Education issues to consider in the mayoral race
By James Lytle on Nov 26, 2014 03:00 PM
Although the mayoral primary isn’t until May, prospective candidates for mayor are already testing their prospects.
Four have already announced their intentions to run: former head of the city's Redevelopment Authority Terry Gillen, former City Solicitor Ken Trujillo, former District Attorney Lynne Abraham, and State Sen. Anthony Hardy Williams. In the view of many Philadelphians, there is no more important issue than the future of public education in the city. And advocacy groups like the Philadelphia Coalition Advocating for Public Schools are already determining what issues to focus on and which candidates they might support.
In some respects the issues seem obvious: increased funding, local control, and restored services like libraries, counselors, and nurses. But the devil is in the details. What specifically would the candidates do? What is the candidate’s record on support for city schools? What experience does the candidate have in dealing with City Council and Harrisburg?
Recently released census data has reminded us that Philadelphia is the poorest of the country’s 10 largest cities. It has the highest proportion of families in poverty. That suggests that children are not going to prosper unless the next mayor takes a holistic view of the city’s challenges and sees the job as dealing with employment, health and mental health care, public safety, food and nutrition, transportation, and other needs.
At the top of the agenda is a permanent solution for the School District’s seemingly perpetual financial crises. The $2-per-pack cigarette tax is now in place, although the projected revenue from this source has already been reduced. That makes the most immediate issue a fair formula for distributing state education aid. Crafting one may be an opportunity for a Democratic governor and Republican legislature to collaborate, but because this matter affects districts across the state, a new formula, if adopted, would not necessarily increase funding for Philadelphia schools. State revenues are already below estimates, and the prospect for an increased allocation for K-12 education is unlikely in the short term.
So one obvious question for mayoral candidates would be: How do they propose to raise additional funds (or cut costs)? The primary source for District revenues in the city is the real estate tax, which both the mayor and City Council have been unwilling to consider as a source for increased District support. But they have been generous with tax abatements for both residential and business properties, cutting the District out of an obvious source of additional revenue. Then there are the cigarette, sales tax surcharge, use and occupancy, and over-the-bar drink taxes.
The issue of local control does not necessarily solve the revenue problem either. Before there was a School Reform Commission, there was a Board of Education (appointed by the mayor), but unlike every other school board in Pennsylvania, it had no taxing authority. Instead, District budgets and tax authorization were the purview of City Council, making the School District dependent on its elected officials and school finance problems commonplace.
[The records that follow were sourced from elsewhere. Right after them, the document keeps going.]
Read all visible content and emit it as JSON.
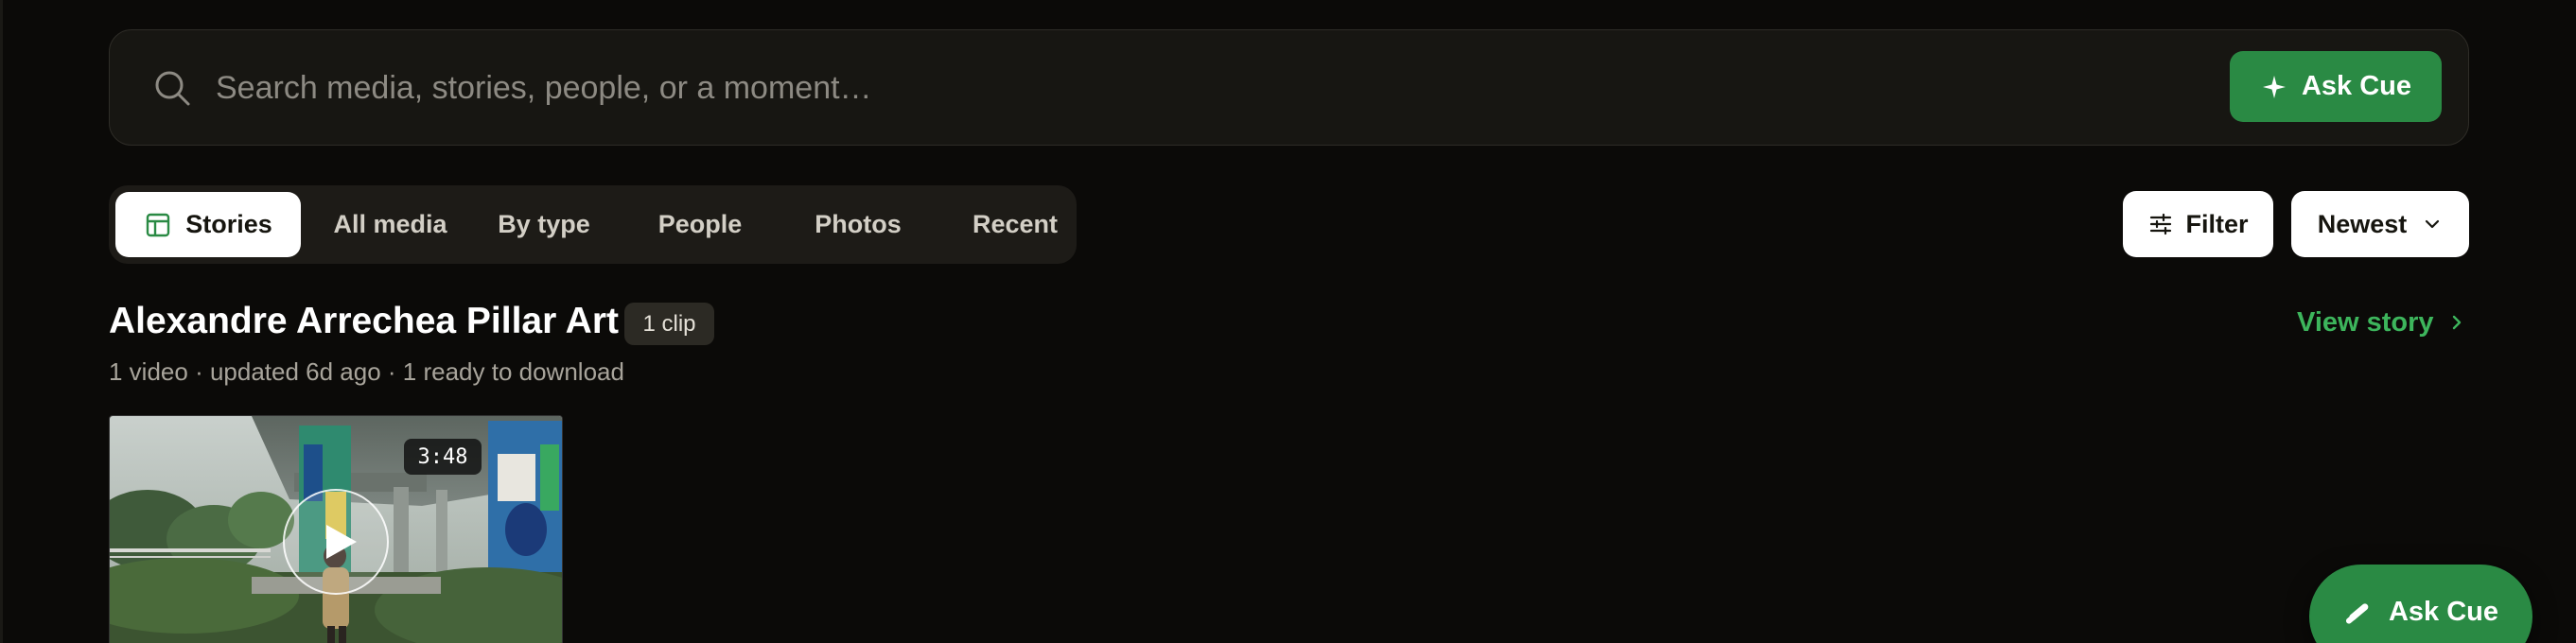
{
  "search": {
    "placeholder": "Search media, stories, people, or a moment…",
    "value": "",
    "ask_label": "Ask Cue"
  },
  "tabs": [
    {
      "label": "Stories",
      "active": true
    },
    {
      "label": "All media",
      "active": false
    },
    {
      "label": "By type",
      "active": false
    },
    {
      "label": "People",
      "active": false
    },
    {
      "label": "Photos",
      "active": false
    },
    {
      "label": "Recent",
      "active": false
    }
  ],
  "toolbar": {
    "filter_label": "Filter",
    "sort_label": "Newest"
  },
  "story": {
    "title": "Alexandre Arrechea Pillar Art",
    "badge": "1 clip",
    "meta": "1 video · updated 6d ago · 1 ready to download",
    "view_label": "View story",
    "clips": [
      {
        "duration": "3:48"
      }
    ]
  },
  "fab": {
    "label": "Ask Cue"
  },
  "colors": {
    "background": "#0b0a08",
    "accent": "#2a8a44",
    "link": "#3db55c",
    "surface": "#171612"
  },
  "icons": {
    "search": "search-icon",
    "ask": "sparkle-icon",
    "stories_tab": "layout-icon",
    "filter": "sliders-icon",
    "sort": "chevron-down-icon",
    "view_story": "chevron-right-icon",
    "play": "play-icon",
    "fab": "magic-wand-icon"
  }
}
To address local control, several large cities, notably New York and Chicago, have eliminated their school boards and made their public schools a part of city government under mayoral control, but that approach has not always translated to increased financial support.
Another looming issue is that the cigarette tax approval was conditional on the SRC accepting new charter school applications, and the Pennsylvania Supreme Court will soon decide on lifting charter school enrollment caps. The city’s charter schools already educate more than a third of children in public schools, and charter school expansion would further complicate District finances. Where do mayoral candidates stand on this issue?
Then there are more specific issues. How can services to special needs students, recent immigrants, and English language learners be improved? Is it possible to have more school closings or employee givebacks to reduce budget problems without reducing educational quality? What can be done to satisfy middle-class families with young children who threaten to abandon District schools? How should schools be held to account? Is high school completion more important than test scores? Should charter schools be required to publish detailed annual budgets and audit reports? How can the city’s extraordinary higher education, medical, cultural and community resources contribute to educating school-aged children?
Mayoral candidates have a duty to respond in detailed ways to all these issues and questions and should be able to articulate a vision for Philadelphia that would make this an attractive place to live, work, raise children, and locate a business. Their responses should determine which candidate parents, advocates and registered voters choose to support.
James H. Lytle is Practice Professor of Educational Leadership at the University of Pennsylvania Graduate School of Education, a former District administrator, and a former superintendent in Trenton.
The opinions expressed are solely those of the author.